The district moved to virtual learning Feb. 11, was closed for both remote and in-person learning Tuesday and remains so Wednesday because of widespread power outages, record-low temperatures, and hazardous road conditions.
“It appears now there are three types of waivers the district can apply for — the first is the standard waiver for excess inclement weather days, and that’s the waiver that says if you use the makeup days and you do have school for those and you use any excess minutes that you have, then you can apply to the state and ask them to waive additional inclement weather days,” Superintendent Dr. Tom Trigg said. “This year for the first time because of the pandemic and because most districts have virtual learning availabilities, there is a process by which you can request a waiver from the state for an inclement weather closing if you have virtual learning, and if you are approved for those, then you would be in a position where you would not necessarily need to make up your inclement weather days that have been put in the calendar.”
Thirdly, Trigg said, because of the recent record-breaking winter storm, TEA is authorizing up to three days that can be waived prior to using excess minutes or makeup days.
TEA deputy chief of staff Alejandro Delgado provided guidance for school districts Monday morning as power outages continued to mount.
In that guidance, the TEA said that if a district must close completely because of electrical outages, they “are eligible to apply for a missed school day waiver following the event for a maximum of 3 days without make-up required or having to utilize bad weather days.”
“That gives us further flexibility as we work through how we’re going to handle the makeup or not makeup of these days,” Trigg said. “We continue to work with TEA. We will be coming up with a plan of how to utilize at least two of those three types of waivers. Our goal obviously is, if we can have virtual learning, we want to do that when we’re closed.”
Districts that have power were encouraged to use virtual instruction if weather conditions were unsafe for travel.
Trigg said virtual learning wasn’t possible Tuesday or Wednesday because of rolling blackouts and the district will evaluate the situation on a daily basis.

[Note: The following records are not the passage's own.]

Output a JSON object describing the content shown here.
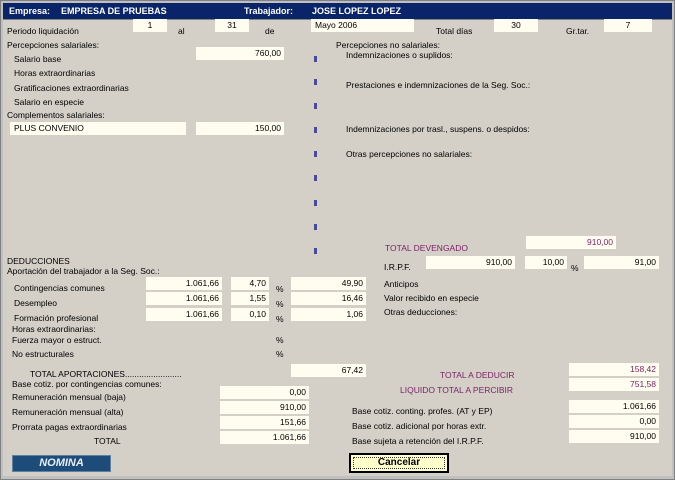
{
  "header": {
    "empresa_label": "Empresa:",
    "empresa_value": "EMPRESA DE PRUEBAS",
    "trabajador_label": "Trabajador:",
    "trabajador_value": "JOSE LOPEZ LOPEZ"
  },
  "periodo": {
    "label": "Periodo liquidación",
    "from": "1",
    "al": "al",
    "to": "31",
    "de": "de",
    "month_year": "Mayo  2006",
    "total_dias_label": "Total días",
    "total_dias": "30",
    "grtar_label": "Gr.tar.",
    "grtar": "7"
  },
  "percepciones_salariales": {
    "title": "Percepciones salariales:",
    "salario_base": "Salario base",
    "salario_base_value": "760,00",
    "horas_extra": "Horas extraordinarias",
    "gratificaciones": "Gratificaciones extraordinarias",
    "salario_especie": "Salario en especie",
    "complementos": "Complementos salariales:",
    "complemento_name": "PLUS CONVENIO",
    "complemento_value": "150,00"
  },
  "percepciones_no_salariales": {
    "title": "Percepciones no salariales:",
    "indemnizaciones": "Indemnizaciones o suplidos:",
    "prestaciones": "Prestaciones e indemnizaciones de la Seg. Soc.:",
    "indemn_traslados": "Indemnizaciones por trasl., suspens. o despidos:",
    "otras": "Otras percepciones no salariales:"
  },
  "devengado": {
    "label": "TOTAL DEVENGADO",
    "value": "910,00"
  },
  "irpf": {
    "label": "I.R.P.F.",
    "base": "910,00",
    "pct": "10,00",
    "pct_sign": "%",
    "amount": "91,00"
  },
  "deducciones": {
    "title": "DEDUCCIONES",
    "subtitle": "Aportación del trabajador a la Seg. Soc.:",
    "rows": [
      {
        "label": "Contingencias comunes",
        "base": "1.061,66",
        "pct": "4,70",
        "sign": "%",
        "amount": "49,90"
      },
      {
        "label": "Desempleo",
        "base": "1.061,66",
        "pct": "1,55",
        "sign": "%",
        "amount": "16,46"
      },
      {
        "label": "Formación profesional",
        "base": "1.061,66",
        "pct": "0,10",
        "sign": "%",
        "amount": "1,06"
      }
    ],
    "horas_extra": "Horas extraordinarias:",
    "fuerza_mayor": "Fuerza mayor o estruct.",
    "fuerza_mayor_sign": "%",
    "no_estructurales": "No estructurales",
    "no_estructurales_sign": "%",
    "total_aportaciones_label": "TOTAL APORTACIONES........................",
    "total_aportaciones": "67,42",
    "anticipos": "Anticipos",
    "valor_especie": "Valor recibido en especie",
    "otras": "Otras deducciones:"
  },
  "totales": {
    "deducir_label": "TOTAL A DEDUCIR",
    "deducir": "158,42",
    "liquido_label": "LIQUIDO TOTAL A PERCIBIR",
    "liquido": "751,58"
  },
  "bases": {
    "title": "Base cotiz. por contingencias comunes:",
    "baja_label": "Remuneración mensual (baja)",
    "baja": "0,00",
    "alta_label": "Remuneración mensual (alta)",
    "alta": "910,00",
    "prorrata_label": "Prorrata pagas extraordinarias",
    "prorrata": "151,66",
    "total_label": "TOTAL",
    "total": "1.061,66",
    "at_ep_label": "Base cotiz. conting. profes. (AT y EP)",
    "at_ep": "1.061,66",
    "horas_label": "Base cotiz. adicional por horas extr.",
    "horas": "0,00",
    "irpf_label": "Base sujeta a retención del I.R.P.F.",
    "irpf": "910,00"
  },
  "buttons": {
    "nomina": "NOMINA",
    "cancelar": "Cancelar"
  }
}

In other news, the board:
- Approved a resolution authorizing continuing payments for those employees unable to work remotely during virtual learning days.